The World Service Conference Literature Committee is creating a D.A. Daily Reader. Please submit writing following the format in the samples below to be considered for publication. Please use MS Word. Only electronic submissions can be considered.
PLEASE NOTE: If you have previously submitted a meditation in the early 2000’s, please resubmit it now with attention to the updated criteria for submission. Please include a new D.A. quote and an updated release form.
Topic: One word or phrase to describe the subject of your written submission.
Reflection: (125 to 200 words): A personal reflection on an aspect of your Debtors Anonymous recovery. Suggested topics: D.A. Steps, Traditions, Tools, Promises, Slogans, or Concepts. A longer list of suggested topics is included below. We encourage you to focus your meditation on one of these topics.
Thought for the day: Condense your writing into one or two positive sentences (up to 40 words; 10-20 preferred).
Quote: A quote related to your meditation (up to 30 words). Quotes can be from D.A. Conference-Approved literature or GSB-Approved service literature. Please include source and page number.
For example: “Writing down what we spent grounded us in the present long enough for us to move out of fearful paralysis into hope-filled action.” Spirituality, D.A. pamphlet, p. 8.
Writing submissions and any questions can be emailed to:
Please download (below), sign, and submit the Assignment of Rights release form (separate release form for each submission).
Living within our means

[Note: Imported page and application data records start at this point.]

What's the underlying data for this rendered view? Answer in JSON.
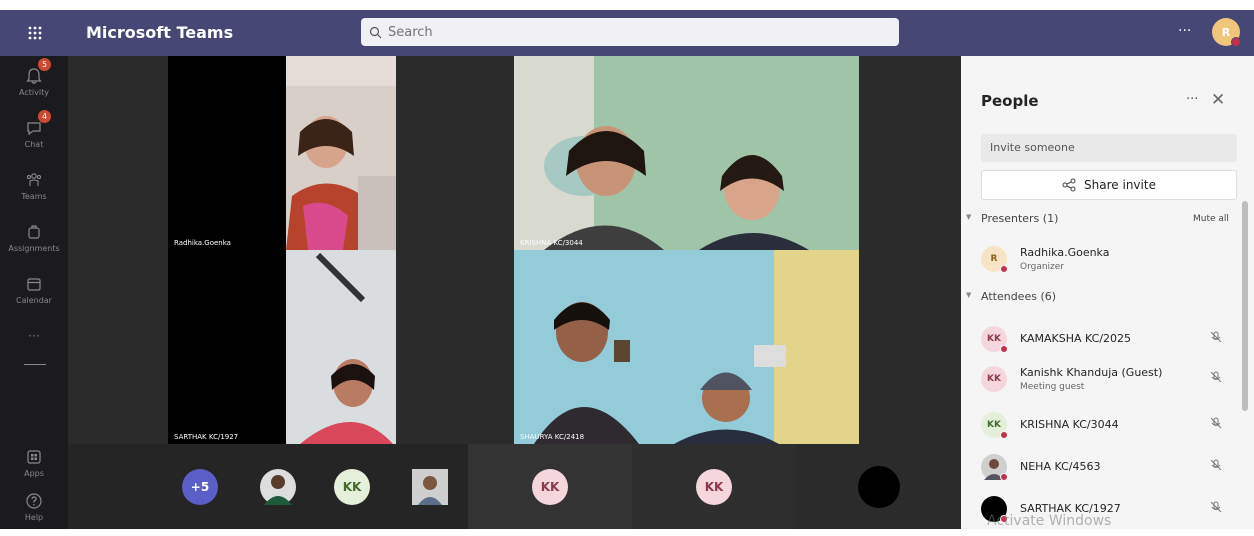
{
  "app": {
    "title": "Microsoft Teams",
    "search_placeholder": "Search",
    "more_label": "···",
    "user_initial": "R"
  },
  "rail": {
    "items": [
      {
        "label": "Activity",
        "badge": "5"
      },
      {
        "label": "Chat",
        "badge": "4"
      },
      {
        "label": "Teams"
      },
      {
        "label": "Assignments"
      },
      {
        "label": "Calendar"
      },
      {
        "label": "Apps"
      },
      {
        "label": "Help"
      }
    ],
    "more_label": "···"
  },
  "stage": {
    "tiles": [
      {
        "label": "Radhika.Goenka"
      },
      {
        "label": "KRISHNA KC/3044"
      },
      {
        "label": "SARTHAK KC/1927"
      },
      {
        "label": "SHAURYA KC/2418"
      }
    ]
  },
  "strip": {
    "overflow_count": "+5",
    "initials": [
      "KK",
      "KK",
      "KK"
    ]
  },
  "panel": {
    "title": "People",
    "more_label": "···",
    "close_label": "✕",
    "invite_placeholder": "Invite someone",
    "share_invite_label": "Share invite",
    "presenters_label": "Presenters (1)",
    "mute_all_label": "Mute all",
    "attendees_label": "Attendees (6)",
    "presenters": [
      {
        "name": "Radhika.Goenka",
        "role": "Organizer",
        "initials": "R"
      }
    ],
    "attendees": [
      {
        "name": "KAMAKSHA KC/2025",
        "initials": "KK"
      },
      {
        "name": "Kanishk Khanduja (Guest)",
        "role": "Meeting guest",
        "initials": "KK"
      },
      {
        "name": "KRISHNA KC/3044",
        "initials": "KK"
      },
      {
        "name": "NEHA KC/4563"
      },
      {
        "name": "SARTHAK KC/1927"
      }
    ]
  },
  "watermark": "Activate Windows"
}
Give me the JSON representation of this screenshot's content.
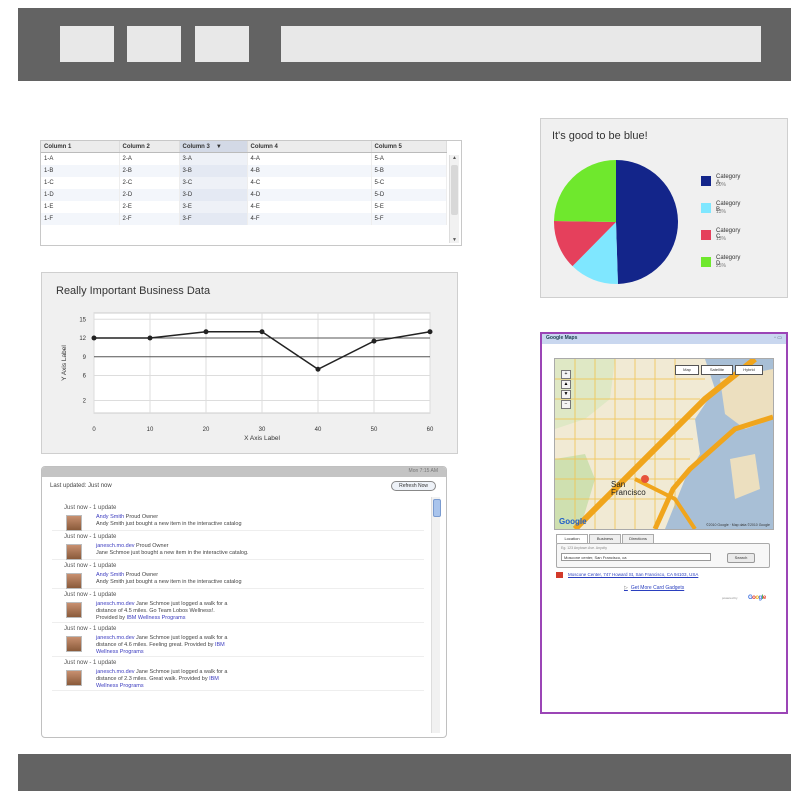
{
  "table": {
    "columns": [
      "Column 1",
      "Column 2",
      "Column 3",
      "Column 4",
      "Column 5"
    ],
    "sorted_column": 2,
    "sort_indicator": "▼",
    "rows": [
      [
        "1-A",
        "2-A",
        "3-A",
        "4-A",
        "5-A"
      ],
      [
        "1-B",
        "2-B",
        "3-B",
        "4-B",
        "5-B"
      ],
      [
        "1-C",
        "2-C",
        "3-C",
        "4-C",
        "5-C"
      ],
      [
        "1-D",
        "2-D",
        "3-D",
        "4-D",
        "5-D"
      ],
      [
        "1-E",
        "2-E",
        "3-E",
        "4-E",
        "5-E"
      ],
      [
        "1-F",
        "2-F",
        "3-F",
        "4-F",
        "5-F"
      ]
    ]
  },
  "line_chart": {
    "title": "Really Important Business Data"
  },
  "pie_chart": {
    "title": "It's good to be blue!"
  },
  "chart_data": [
    {
      "type": "line",
      "title": "Really Important Business Data",
      "xlabel": "X Axis Label",
      "ylabel": "Y Axis Label",
      "x": [
        0,
        10,
        20,
        30,
        40,
        50,
        60
      ],
      "series": [
        {
          "values": [
            12,
            12,
            13,
            13,
            7,
            11.5,
            13
          ]
        }
      ],
      "xlim": [
        0,
        60
      ],
      "ylim": [
        0,
        16
      ],
      "xticks": [
        0,
        10,
        20,
        30,
        40,
        50,
        60
      ],
      "yticks": [
        2,
        6,
        9,
        12,
        15
      ],
      "grid": true,
      "colors": {
        "line": "#222222"
      }
    },
    {
      "type": "pie",
      "title": "It's good to be blue!",
      "categories": [
        "Category A",
        "Category B",
        "Category C",
        "Category D"
      ],
      "values": [
        50,
        13,
        13,
        25
      ],
      "labels": [
        "50%",
        "13%",
        "13%",
        "25%"
      ],
      "colors": [
        "#13258a",
        "#7fe7ff",
        "#e5405c",
        "#6fe82d"
      ],
      "legend": "right"
    }
  ],
  "feed": {
    "header_meta": "Mon 7:15 AM",
    "last_updated": "Last updated: Just now",
    "refresh_label": "Refresh Now",
    "entries": [
      {
        "when": "Just now - 1 update",
        "user": "Andy Smith",
        "tail": " Proud Owner",
        "line2": "Andy Smith just bought a new item in the interactive catalog"
      },
      {
        "when": "Just now - 1 update",
        "user": "janesch.mo.dev",
        "tail": " Proud Owner",
        "line2": "Jane Schmoe just bought a new item in the interactive catalog."
      },
      {
        "when": "Just now - 1 update",
        "user": "Andy Smith",
        "tail": " Proud Owner",
        "line2": "Andy Smith just bought a new item in the interactive catalog"
      },
      {
        "when": "Just now - 1 update",
        "user": "janesch.mo.dev",
        "tail": " Jane Schmoe just logged a walk for a",
        "line2": "distance of 4.5 miles. Go Team Lobos Wellness!.",
        "line3_pre": "Provided by ",
        "line3_link": "IBM Wellness Programs"
      },
      {
        "when": "Just now - 1 update",
        "user": "janesch.mo.dev",
        "tail": " Jane Schmoe just logged a walk for a",
        "line2": "distance of 4.6 miles. Feeling great. Provided by ",
        "line2_link": "IBM",
        "line3_pre": "",
        "line3_link": "Wellness Programs"
      },
      {
        "when": "Just now - 1 update",
        "user": "janesch.mo.dev",
        "tail": " Jane Schmoe just logged a walk for a",
        "line2": "distance of 2.3 miles. Great walk. Provided by ",
        "line2_link": "IBM",
        "line3_pre": "",
        "line3_link": "Wellness Programs"
      }
    ]
  },
  "map": {
    "title": "Google Maps",
    "controls": "▫ ▭",
    "types": [
      "Map",
      "Satellite",
      "Hybrid"
    ],
    "city_line1": "San",
    "city_line2": "Francisco",
    "google": "Google",
    "copyright": "©2010 Google · Map data ©2010 Google",
    "tabs": [
      "Location",
      "Business",
      "Directions"
    ],
    "search_hint": "Eg. 123 Anytown Ave. Anycity",
    "search_value": "Moscone center, San Francisco, ca",
    "search_button": "Search",
    "result_address": "Moscone Center, 747 Howard St, San Francisco, CA 94103, USA",
    "directions_mark": "▷",
    "directions_link": "Get More Card Gadgets",
    "powered_by": "powered by",
    "brand": "Google"
  }
}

D.A. Daily Reader Template
Thought for the day:
Quote and Source:
Meditation Sample #1
Topic: Living within our means
Reflection: When I was young, I thought the story of the tortoise and the hare was dumb. Everybody knew the hare got distracted here and there, but he still had plenty of time to outrun that old turtle. I always thought the slow, methodical plodding of the turtle was boring. Live on the edge!
Then I crashed, came to Debtors Anonymous, and began to apply slow, methodical plodding efforts. Miracles happened.

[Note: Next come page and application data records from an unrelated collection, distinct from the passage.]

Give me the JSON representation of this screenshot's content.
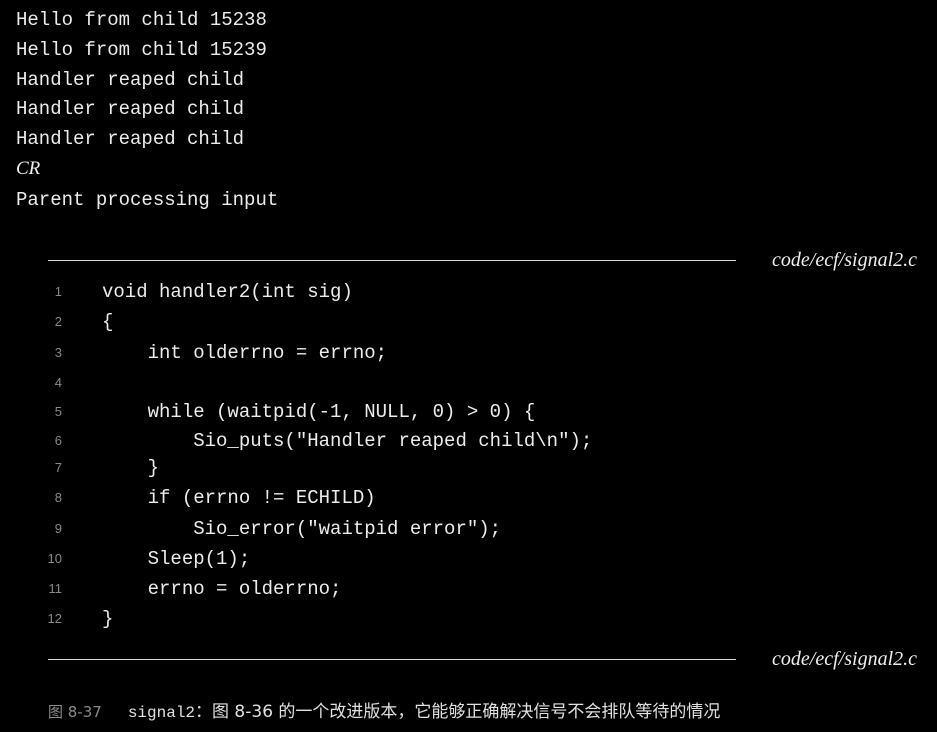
{
  "terminal_output": [
    {
      "text": "Hello from child 15238",
      "style": "mono"
    },
    {
      "text": "Hello from child 15239",
      "style": "mono"
    },
    {
      "text": "Handler reaped child",
      "style": "mono"
    },
    {
      "text": "Handler reaped child",
      "style": "mono"
    },
    {
      "text": "Handler reaped child",
      "style": "mono"
    },
    {
      "text": "CR",
      "style": "italic"
    },
    {
      "text": "Parent processing input",
      "style": "mono"
    }
  ],
  "code_listing": {
    "file_label_top": "code/ecf/signal2.c",
    "file_label_bottom": "code/ecf/signal2.c",
    "lines": [
      {
        "num": "1",
        "text": "void handler2(int sig)"
      },
      {
        "num": "2",
        "text": "{"
      },
      {
        "num": "3",
        "text": "    int olderrno = errno;"
      },
      {
        "num": "4",
        "text": ""
      },
      {
        "num": "5",
        "text": "    while (waitpid(-1, NULL, 0) > 0) {"
      },
      {
        "num": "6",
        "text": "        Sio_puts(\"Handler reaped child\\n\");"
      },
      {
        "num": "7",
        "text": "    }"
      },
      {
        "num": "8",
        "text": "    if (errno != ECHILD)"
      },
      {
        "num": "9",
        "text": "        Sio_error(\"waitpid error\");"
      },
      {
        "num": "10",
        "text": "    Sleep(1);"
      },
      {
        "num": "11",
        "text": "    errno = olderrno;"
      },
      {
        "num": "12",
        "text": "}"
      }
    ]
  },
  "caption": {
    "label": "图 8-37",
    "code": "signal2",
    "text": "：图 8-36 的一个改进版本，它能够正确解决信号不会排队等待的情况"
  }
}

Early on, my Pressure Relief Group said to pay off debts slowly instead of getting a lump sum to magically be out of debt. The practice of writing that check every month for years would ensure I changed over time and built new habits. I cringed, not sure that boring, overwhelming task could be done. I’d never been able to do it before.
Somehow, I was willing to receive guidance. I worked the Steps, used the Tools, and wrote those small checks every month. Eleven years later, I believe absolutely in the slow unfolding process of D.A. I can’t wait to see, one step at a time, what the future holds.

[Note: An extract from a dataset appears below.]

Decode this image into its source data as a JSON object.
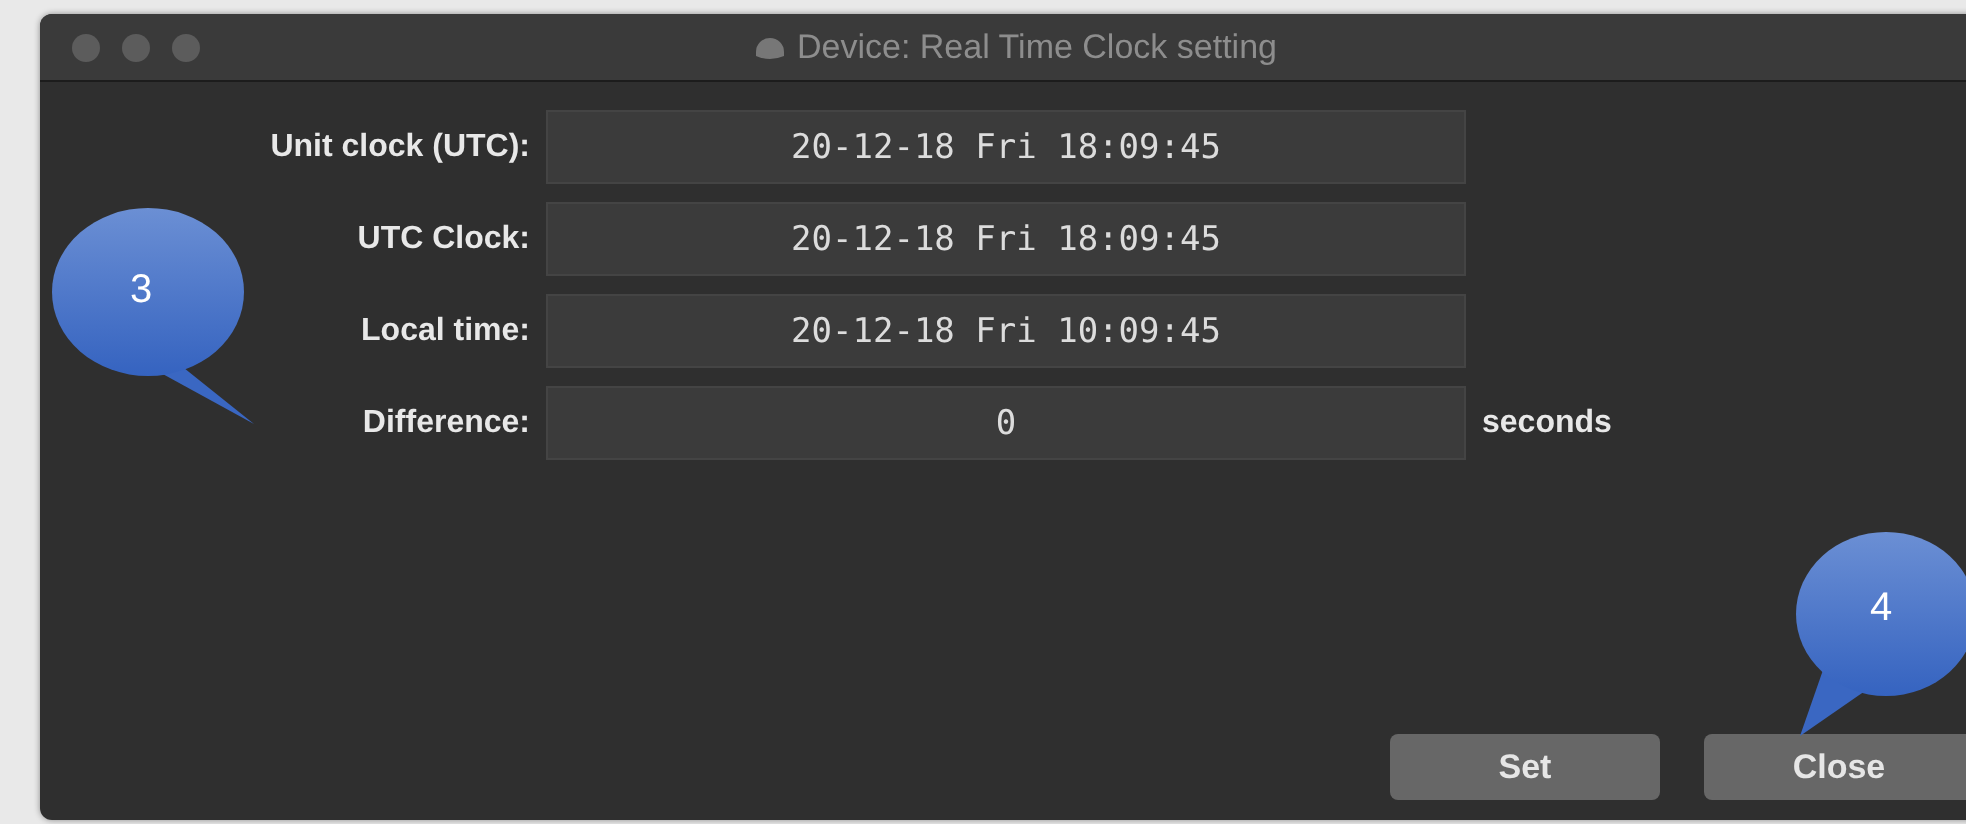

Thought for the day: Consistent effort is the way to a new life.
Quote: “Just for this day, I will accept that I cannot solve all of my problems at once. I will take at least one small action toward my recovery.”
—Just For This Day, D.A. bookmark
Meditation Sample #2
Topic: Compulsive Spending
Reflection: While in recovery in Debtors Anonymous, I realized that much of my compulsive spending had been done trying to “keep up” with others. When I wrote down my numbers and kept accurate records, I was shocked to see how much money I spent on trying to maintain appearances by purchasing and acquiring things. Many of the items, especially those with brands or logos prominently displayed, were often not really attractive to me but I bought them anyway because they imparted a status of appearing prosperous and successful.
As I worked the Steps in D.A., I learned that much of my desire to acquire was based on my fear of never being nor having enough. Through the daily prayer and meditation of Step Eleven, my insatiable need to surround myself with a constant stream of material possessions has diminished. The sense of always longing for “more” has been replaced with gratitude for the abundance I already have. I realized that my relationships with other people and with my Higher Power are the only resources I really ever needed.
Thought for the day: My relationships with others and my Higher Power are the source of my abundance today.
Quote: “A common characteristic of compulsive spenders is that we live our lives based on what others think of us. We believe that our value lies in what we own and how we look. We delude ourselves into thinking that by owning things our lives can be fulfilled.”
—Recovery from Compulsive Spending, D.A. pamphlet, p. 8.
*Please keep submissions to 125-200 words. Longer submissions will be edited.